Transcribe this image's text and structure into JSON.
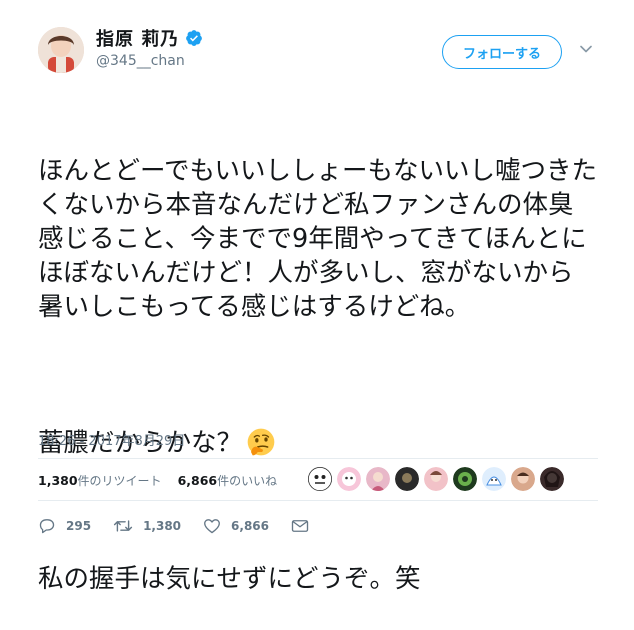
{
  "user": {
    "display_name": "指原 莉乃",
    "handle": "@345__chan",
    "verified": true
  },
  "follow_button": {
    "label": "フォローする"
  },
  "tweet": {
    "paragraphs": [
      "ほんとどーでもいいししょーもないいし嘘つきたくないから本音なんだけど私ファンさんの体臭感じること、今までで9年間やってきてほんとにほぼないんだけど！人が多いし、窓がないから暑いしこもってる感じはするけどね。",
      "蓄膿だからかな？",
      "私の握手は気にせずにどうぞ。笑"
    ],
    "emoji_after_paragraph_2": "thinking-face-emoji",
    "timestamp": "18:26 - 2017年8月29日"
  },
  "stats": {
    "retweets_num": "1,380",
    "retweets_label": "件のリツイート",
    "likes_num": "6,866",
    "likes_label": "件のいいね"
  },
  "likers_count_shown": 9,
  "actions": {
    "reply_count": "295",
    "retweet_count": "1,380",
    "like_count": "6,866"
  },
  "colors": {
    "accent": "#1da1f2",
    "secondary_text": "#657786",
    "divider": "#e6ecf0"
  }
}
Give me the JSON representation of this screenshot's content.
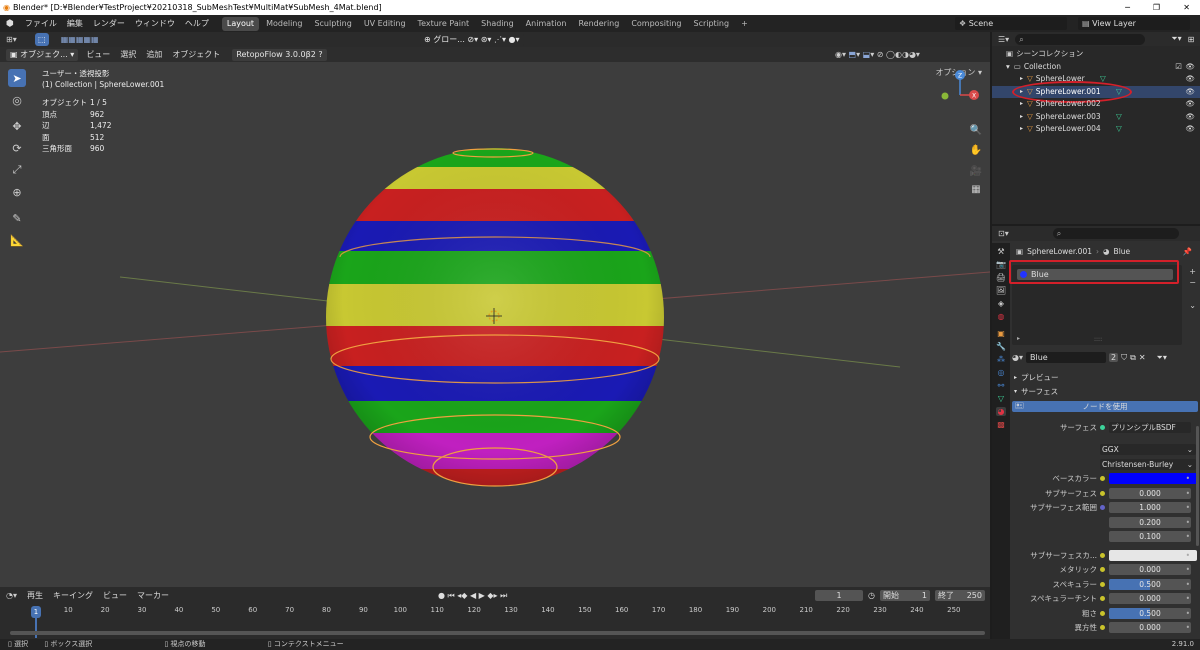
{
  "title": "Blender* [D:¥Blender¥TestProject¥20210318_SubMeshTest¥MultiMat¥SubMesh_4Mat.blend]",
  "menu": [
    "ファイル",
    "編集",
    "レンダー",
    "ウィンドウ",
    "ヘルプ"
  ],
  "workspaces": [
    "Layout",
    "Modeling",
    "Sculpting",
    "UV Editing",
    "Texture Paint",
    "Shading",
    "Animation",
    "Rendering",
    "Compositing",
    "Scripting"
  ],
  "scene": "Scene",
  "view_layer": "View Layer",
  "vp": {
    "mode": "オブジェク...",
    "menus": [
      "ビュー",
      "選択",
      "追加",
      "オブジェクト"
    ],
    "addon": "RetopoFlow 3.0.0β2",
    "orient": "グロー...",
    "options": "オプション",
    "ov_title": "ユーザー・透視投影",
    "ov_sub": "(1) Collection | SphereLower.001",
    "stats": [
      [
        "オブジェクト",
        "1 / 5"
      ],
      [
        "頂点",
        "962"
      ],
      [
        "辺",
        "1,472"
      ],
      [
        "面",
        "512"
      ],
      [
        "三角形面",
        "960"
      ]
    ]
  },
  "outliner": {
    "root": "シーンコレクション",
    "collection": "Collection",
    "items": [
      "SphereLower",
      "SphereLower.001",
      "SphereLower.002",
      "SphereLower.003",
      "SphereLower.004"
    ]
  },
  "props": {
    "obj": "SphereLower.001",
    "mat": "Blue",
    "slot": "Blue",
    "datablock": "Blue",
    "users": "2",
    "preview": "プレビュー",
    "surface_panel": "サーフェス",
    "use_nodes": "ノードを使用",
    "surface_label": "サーフェス",
    "surface_val": "プリンシプルBSDF",
    "dist": "GGX",
    "sss_method": "Christensen-Burley",
    "rows": [
      {
        "label": "ベースカラー",
        "color": "#0000ff"
      },
      {
        "label": "サブサーフェス",
        "value": "0.000"
      },
      {
        "label": "サブサーフェス範囲",
        "value": "1.000"
      },
      {
        "label": "",
        "value": "0.200"
      },
      {
        "label": "",
        "value": "0.100"
      },
      {
        "label": "サブサーフェスカ...",
        "color": "#e6e6e6"
      },
      {
        "label": "メタリック",
        "value": "0.000"
      },
      {
        "label": "スペキュラー",
        "value": "0.500",
        "fill": 0.5
      },
      {
        "label": "スペキュラーチント",
        "value": "0.000"
      },
      {
        "label": "粗さ",
        "value": "0.500",
        "fill": 0.5
      },
      {
        "label": "異方性",
        "value": "0.000"
      }
    ]
  },
  "timeline": {
    "menus": [
      "再生",
      "キーイング",
      "ビュー",
      "マーカー"
    ],
    "frame": "1",
    "start_label": "開始",
    "start": "1",
    "end_label": "終了",
    "end": "250",
    "ticks": [
      "1",
      "10",
      "20",
      "30",
      "40",
      "50",
      "60",
      "70",
      "80",
      "90",
      "100",
      "110",
      "120",
      "130",
      "140",
      "150",
      "160",
      "170",
      "180",
      "190",
      "200",
      "210",
      "220",
      "230",
      "240",
      "250"
    ]
  },
  "status": {
    "select": "選択",
    "box": "ボックス選択",
    "rotate": "視点の移動",
    "context": "コンテクストメニュー",
    "version": "2.91.0"
  },
  "colors": {
    "accent": "#4772b3",
    "selection": "#33466b",
    "highlight_box": "#d4202a"
  }
}
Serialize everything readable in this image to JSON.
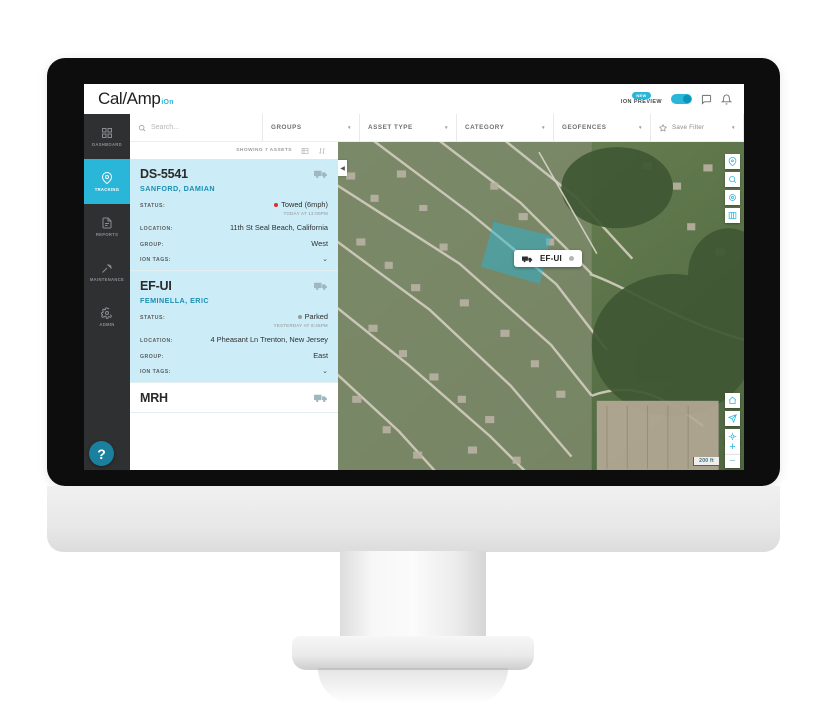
{
  "header": {
    "logo_main": "Cal",
    "logo_slash": "/",
    "logo_second": "Amp",
    "logo_sub": "iOn",
    "new_badge": "NEW",
    "preview_label": "ION PREVIEW",
    "toggle_state": "on",
    "chat_icon": "chat-icon",
    "bell_icon": "bell-icon"
  },
  "sidebar": {
    "items": [
      {
        "label": "DASHBOARD",
        "icon": "dashboard-icon",
        "active": false
      },
      {
        "label": "TRACKING",
        "icon": "location-pin-icon",
        "active": true
      },
      {
        "label": "REPORTS",
        "icon": "reports-icon",
        "active": false
      },
      {
        "label": "MAINTENANCE",
        "icon": "wrench-icon",
        "active": false
      },
      {
        "label": "ADMIN",
        "icon": "gear-icon",
        "active": false
      }
    ],
    "help_label": "?"
  },
  "filters": {
    "search_placeholder": "Search...",
    "groups": "GROUPS",
    "asset_type": "ASSET TYPE",
    "category": "CATEGORY",
    "geofences": "GEOFENCES",
    "save_filter": "Save Filter",
    "caret": "▾"
  },
  "list": {
    "showing": "SHOWING 7 ASSETS",
    "view_icon": "grid-view-icon",
    "sort_icon": "sort-icon",
    "labels": {
      "status": "STATUS:",
      "location": "LOCATION:",
      "group": "GROUP:",
      "ion_tags": "ION TAGS:"
    },
    "assets": [
      {
        "name": "DS-5541",
        "driver": "SANFORD, DAMIAN",
        "status": "Towed (6mph)",
        "status_color": "#e02b2b",
        "timestamp": "TODAY AT 12:00PM",
        "location": "11th St Seal Beach, California",
        "group": "West",
        "selected": true
      },
      {
        "name": "EF-UI",
        "driver": "FEMINELLA, ERIC",
        "status": "Parked",
        "status_color": "#9b9b9b",
        "timestamp": "YESTERDAY AT 8:45PM",
        "location": "4 Pheasant Ln Trenton, New Jersey",
        "group": "East",
        "selected": true
      },
      {
        "name": "MRH",
        "driver": "",
        "status": "",
        "status_color": "#9b9b9b",
        "timestamp": "",
        "location": "",
        "group": "",
        "selected": false
      }
    ]
  },
  "map": {
    "collapse_caret": "◀",
    "marker_label": "EF-UI",
    "marker_icon": "truck-icon",
    "scale": "200 ft",
    "zoom_in": "+",
    "zoom_out": "−",
    "geofence_color": "#29b6d8",
    "tools_top": [
      {
        "icon": "geofence-tool-icon"
      },
      {
        "icon": "search-area-icon"
      },
      {
        "icon": "asset-cluster-icon"
      },
      {
        "icon": "map-layers-icon"
      }
    ],
    "tools_bottom": [
      {
        "icon": "home-icon"
      },
      {
        "icon": "share-location-icon"
      },
      {
        "icon": "recenter-icon"
      }
    ]
  }
}
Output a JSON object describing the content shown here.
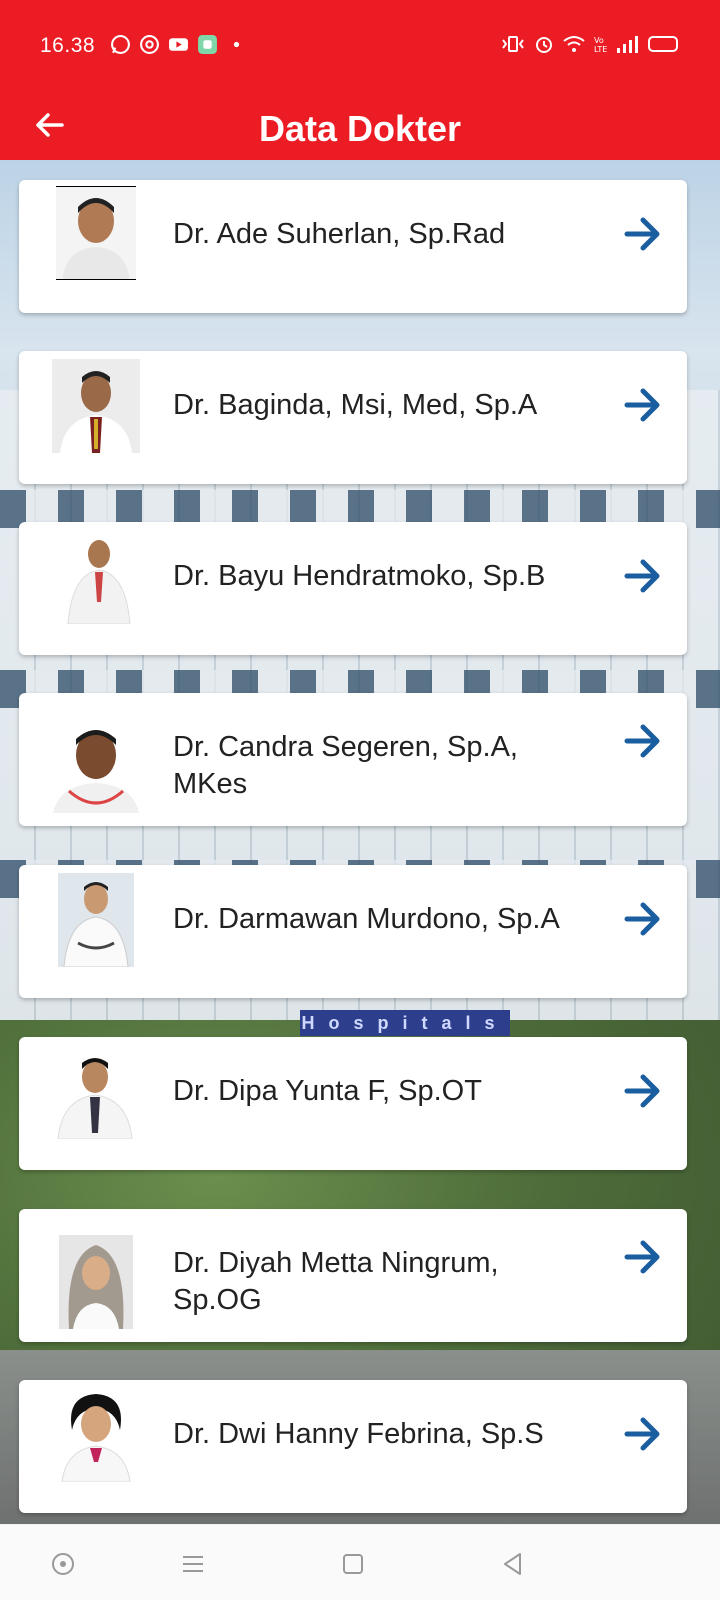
{
  "status_bar": {
    "time": "16.38"
  },
  "app_bar": {
    "title": "Data Dokter"
  },
  "background": {
    "sign_text": "Hospitals"
  },
  "colors": {
    "brand_red": "#ec1c24",
    "arrow_blue": "#1a5ea0"
  },
  "doctors": [
    {
      "name": "Dr. Ade Suherlan, Sp.Rad"
    },
    {
      "name": "Dr. Baginda, Msi, Med, Sp.A"
    },
    {
      "name": "Dr. Bayu Hendratmoko, Sp.B"
    },
    {
      "name": "Dr. Candra Segeren, Sp.A, MKes"
    },
    {
      "name": "Dr. Darmawan Murdono, Sp.A"
    },
    {
      "name": "Dr. Dipa Yunta F, Sp.OT"
    },
    {
      "name": "Dr. Diyah Metta Ningrum, Sp.OG"
    },
    {
      "name": "Dr. Dwi Hanny Febrina, Sp.S"
    }
  ],
  "icons": {
    "back": "arrow-left-icon",
    "row_action": "arrow-right-icon",
    "nav": [
      "circle-dot-icon",
      "menu-icon",
      "square-icon",
      "triangle-back-icon"
    ]
  }
}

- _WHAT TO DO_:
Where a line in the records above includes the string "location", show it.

- _YOUR RESPONSE_:
        "icon": "location-pin-icon",
      "location": "LOCATION:",
        "location": "11th St Seal Beach, California",
        "location": "4 Pheasant Ln Trenton, New Jersey",
        "location": "",
        "icon": "share-location-icon"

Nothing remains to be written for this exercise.